A United States Border Patrol officer sits in his vehicle, surveying the new steel beam border fence overlooking the town of Nogales, Arizona. (Shelley Dennis/BV Images via iStockphoto.com)
The U.S. Supreme Court on Monday asked the Obama administration for its views on a controversial case that tests whether a U.S. Border Patrol agent violated the Fourth Amendment when he shot and killed a Mexican teenager standing on Mexican soil.
The high court’s action in Hernandez v. Mesa is a signal that the justices are interested in the dispute and could grant full review at a later date. Several U.S. government agencies were named parties at earlier stages of the case, but in the appeal now before the court, only the Border Patrol agent is named as a defendant.
The parents of Sergio Hernandez, represented by Deepak Gupta of Washington’s Gupta Wessler, are asking the high court to overturn a decision by the U.S. Court of Appeals for the Fifth Circuit that held the Fourth Amendment’s protection against the use of excessive deadly force did not apply because their son was a Mexican citizen with no significant voluntary connection to the United States and he was killed on Mexican territory.
In his petition, Gupta tells the justices that if the Fifth Circuit decision is left standing, it “will create a unique no-man’s land—a law-free zone in which U.S. agents can kill innocent civilians with impunity.”
The appellate court’s decision was based on a 1990 high court decision, United States v. Verdugo-Urquidez, which held that the Fourth Amendment does not protect nonresident aliens without any substantial connections to the United States.
Gupta and supporting amicus briefs argue that the Fifth Circuit was wrong to apply the formalistic test announced by Verdugo-Urquidez. Instead, the appellate court, they contend, should have looked to Justice Anthony Kennedy’s majority opinion in Boumediene v. Bush (2008) in which he said habeas corpus applies to Guantánamo Bay detainees. Kennedy wrote that “questions of extraterritoriality turn on objective factors and practical concerns, not formalism.”
“This court should grant certiorari ‘to clarify the reach of Boumediene and apply Justice Kennedy’s functional test’ to these all-too-frequently ‘recurring’ facts,” writes Gupta.
Randolph Ortega of El Paso’s Ortega McGlashan Hicks & Perez, representing the agent, Jesus Mesa Jr., contends that Boumediene is limited to a specific constitutional provision: the suspension clause. Verdugo-Urquidez is “clearly established” law on the extraterritorial application of the Fourth and Fifth amendments, Ortega argues.
The Hernandez family and the agent, Jesus Mesa Jr., disagree on what exactly happened in 2010 when Sergio was with three friends in the concrete culvert separating El Paso, Texas, and Ciudad Juarez, Mexico.
In his petition, Gupta said Sergio and his friends were playing a common game in plain view of the Paso del Norte port of entry—one of the busiest border crossings in the United States. They dared each other to run up the culvert’s northern incline, touch the U.S. fence and then scamper back down to the bottom.
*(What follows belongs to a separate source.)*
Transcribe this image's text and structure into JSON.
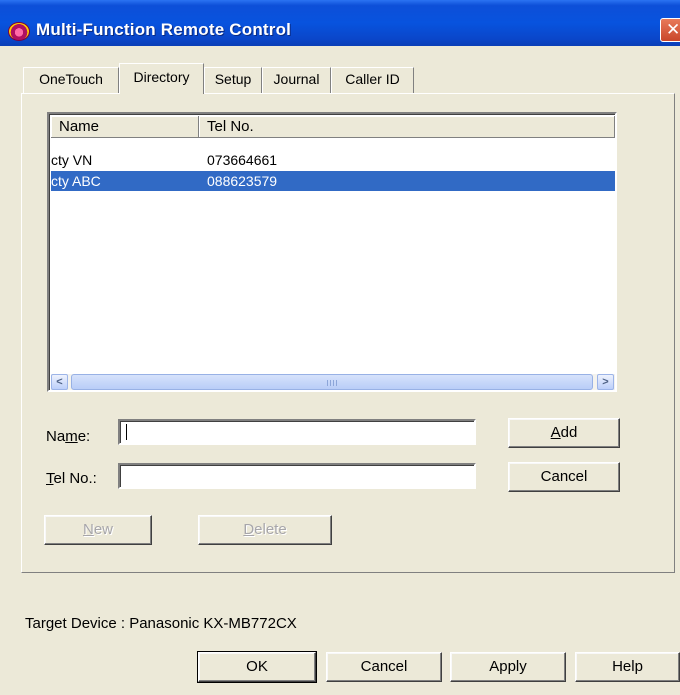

Border guards patrolling the culvert on bicycles seized one of the boys while Sergio ran to a pillar beneath the bridge on the Mexican side. Mesa, formally in the United States, according to the petition, fired his pistol and hit Sergio in the head, killing him. The agents did not attempt to get medical aid for him but got back on their bicycles and left.
However, Ortega and Mesa counter that Mesa’s use of force was a result of Hernandez and the other individuals surrounding him and throwing rocks at him while refusing his verbal commands to stop. In fact, he alleged, Sergio had been arrested twice before for alien smuggling and had been given voluntary returns to Mexico due to his juvenile status. And it is not uncommon, he said, for human traffickers to use rock throwing as a way to hamper law enforcement efforts to apprehend alien smugglers in the border regions.
Several cellphone videos that surfaced after the incident contradicted the version presented by Mesa and the FBI, according to the petition.
The Supreme Court’s action does not give the U.S. solicitor general a deadline for submitting the government’s views, and it often takes several months before a brief is filed.